The Theory of the Mind: What Is It?
Before children develop their social abilities, they must acquire the Theory of the Mind. In today's article, we'll help you learn all about this interesting concept.
The theory of the mind is the ability that allows us to attribute mental states to ourselves and other people. Thanks to this ability, we can capture what people believe, think and want… which gives us the capacity to predict and understand their behaviors.
This ability is innate to human beings. That being said, it doesn’t start to develop significantly until we reach the age of 2. From this point on, children begin to acquire the imaginative skills to create stories and of symbolic play.
These inventions continue to evolve gradually until finally reaching a fully developed Theory of the Mind.
“The ability to put oneself in someone else’s shoes is one of the most important functions of intelligence. It demonstrates the level of maturity of human beings.”
– Augusto Cury –
The origin of this concept: An experiment with chimpanzees
This complex cognitive capacity is something that only human beings possess, as well as some apes. Premack and Woodruff were the first to suggest the Theory of the Mind. These two researchers carried out an experiment in order to demonstrate that chimpanzees could also comprehend the human mind.
In order to conduct their research, they selected a chimpanzee from their laboratory that was in frequent contact with human beings. They showed the animal a video in which one of its carers appeared inside a cage, trying to grab a banana that was out of reach. In order to reach the banana, the person could use certain instruments that were nearby.
Just when the human was about to grab the banana, the researchers would stop the image and then show the chimpanzee two different photographs. One of the pictures would show the correct solution to how the person would accomplish his goal.
The chimpanzee chose correctly the majority of the time. Therefore, the researchers concluded that the animal possessed the Theory of the Mind. The chimpanzee was able to guess that the human wanted to reach the banana and it knew how to go about it.
Given the repercussions of this study, many other studies have been conducted. Today, we can say that only human beings and some apes are able to carry out these types of mental representations. Only human beings and some apes are able to understand and intuit the emotions and behaviors of others.
Problems in the development of the Theory of the Mind
The Theory of the Mind makes up part of our social development. Therefore, if we don’t acquire this ability, it affects our social life.

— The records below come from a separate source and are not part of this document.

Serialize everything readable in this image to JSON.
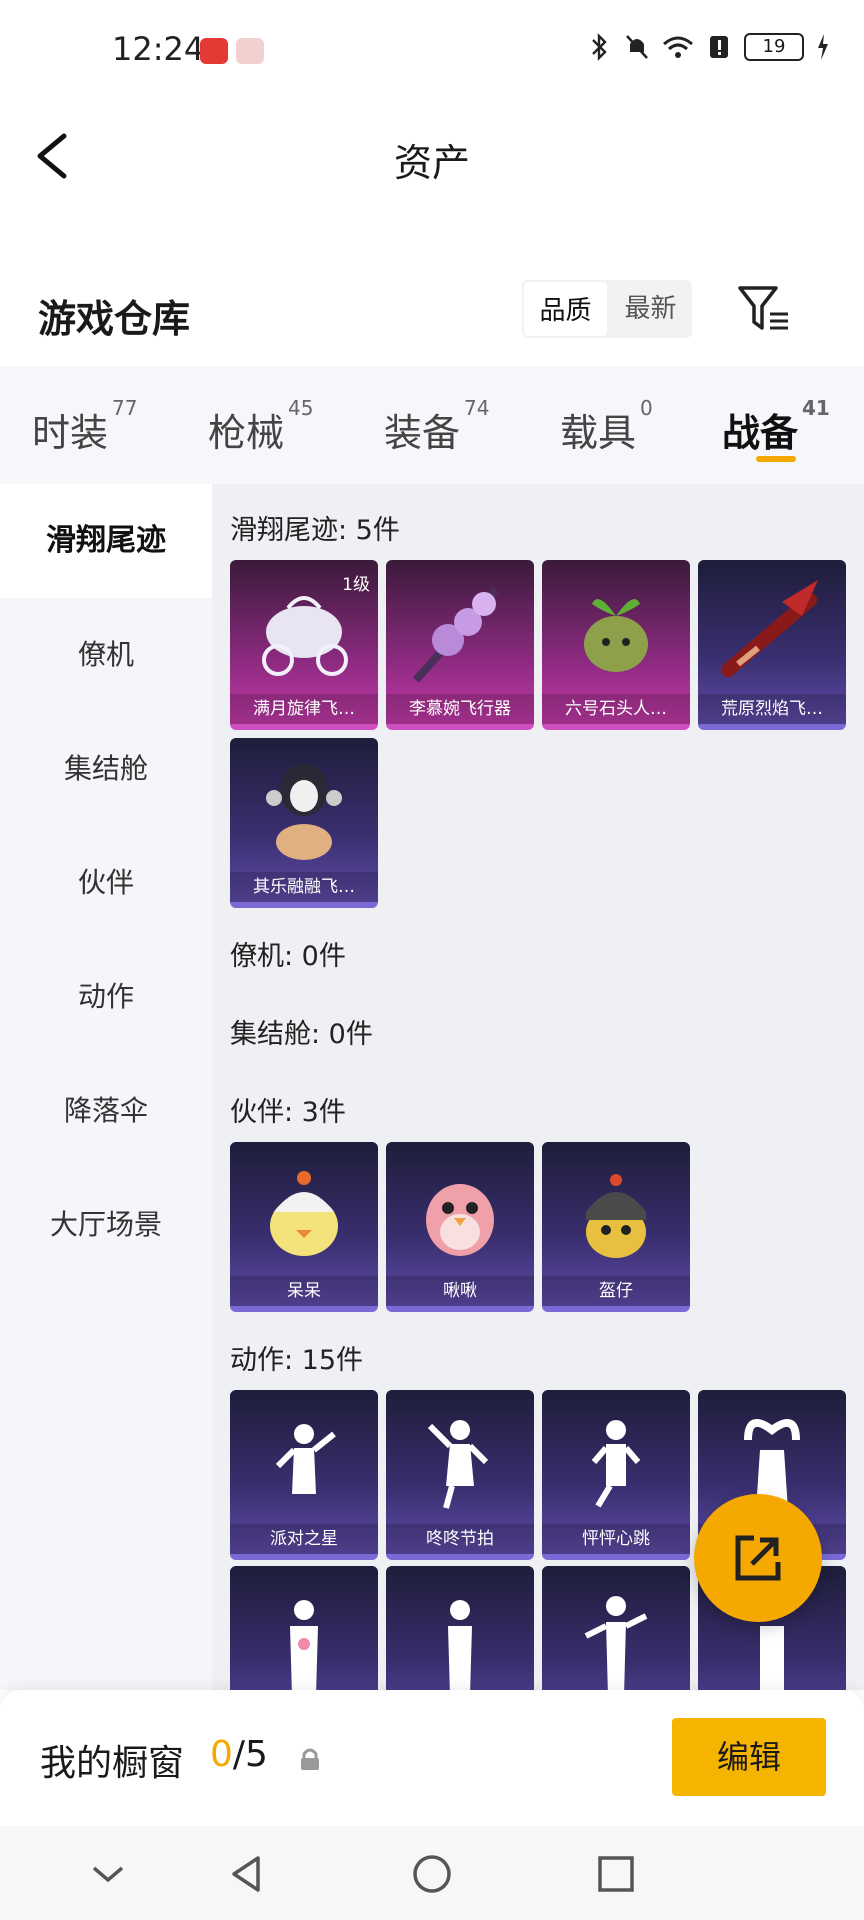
{
  "status_bar": {
    "time": "12:24",
    "battery": "19"
  },
  "header": {
    "title": "资产"
  },
  "warehouse": {
    "title": "游戏仓库",
    "sort_options": [
      "品质",
      "最新"
    ],
    "sort_active": "品质"
  },
  "tabs": [
    {
      "label": "时装",
      "count": "77"
    },
    {
      "label": "枪械",
      "count": "45"
    },
    {
      "label": "装备",
      "count": "74"
    },
    {
      "label": "载具",
      "count": "0"
    },
    {
      "label": "战备",
      "count": "41",
      "active": true
    }
  ],
  "sidebar": {
    "items": [
      "滑翔尾迹",
      "僚机",
      "集结舱",
      "伙伴",
      "动作",
      "降落伞",
      "大厅场景"
    ],
    "active": "滑翔尾迹"
  },
  "sections": {
    "glide_trail": {
      "title": "滑翔尾迹: 5件",
      "items": [
        {
          "name": "满月旋律飞…",
          "level": "1级",
          "rarity": "purple"
        },
        {
          "name": "李慕婉飞行器",
          "rarity": "purple"
        },
        {
          "name": "六号石头人…",
          "rarity": "purple"
        },
        {
          "name": "荒原烈焰飞…",
          "rarity": "blue"
        },
        {
          "name": "其乐融融飞…",
          "rarity": "blue"
        }
      ]
    },
    "wingman": {
      "title": "僚机: 0件"
    },
    "assembly_pod": {
      "title": "集结舱: 0件"
    },
    "partner": {
      "title": "伙伴: 3件",
      "items": [
        {
          "name": "呆呆",
          "rarity": "blue"
        },
        {
          "name": "啾啾",
          "rarity": "blue"
        },
        {
          "name": "盔仔",
          "rarity": "blue"
        }
      ]
    },
    "emote": {
      "title": "动作: 15件",
      "items": [
        {
          "name": "派对之星",
          "rarity": "blue"
        },
        {
          "name": "咚咚节拍",
          "rarity": "blue"
        },
        {
          "name": "怦怦心跳",
          "rarity": "blue"
        },
        {
          "name": "",
          "rarity": "blue"
        }
      ]
    }
  },
  "showcase": {
    "label": "我的橱窗",
    "current": "0",
    "total": "/5",
    "edit_label": "编辑"
  },
  "colors": {
    "accent": "#f5a800",
    "purple_card": "#c23aa8",
    "blue_card": "#5f4ba8"
  }
}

Such is the case of individuals with autism spectrum disorder (ASD), who don’t manage to develop this cognitive ability in an innate manner. This deficit greatly explains the social difficulties that these individuals experience.
Therefore, as a consequence, they may display difficulties in the following areas:
- Recognizing complex emotional states.
- Predicting and understanding the behaviors and intentions of others.
- Being ironic or lying, and understanding the irony and lies of others.
- Participating in symbolic play.
- Capturing another person’s level of knowledge or interest in regards to the subject of a conversation.
- Comprehending social interactions.
But, if you have a child with autism spectrum disorder, the Theory of the Mind is something you can still acquire. In other words, individuals on the spectrum can learn the Theory of the Mind through certain exercises.
For example, there are a number of organizations that offer programs to help families. The internet is also a place where you can find a wide variety of materials and ideas for developing this ability in an attractive and effective way.
However, the best way to intervene in the reeducation of children with autism is with a professional… in order to work on this area or any other.
To conclude, the Theory of the Mind helps us comprehend the people we interact with on a daily basis. It’s an essential ability when it comes to developing empathy, active listening, and assertiveness.
“Open your mind, get to know yourself, seek out other points of view, and you’ll come to understand others.”
This is the secret to developing satisfactory social relationships with others.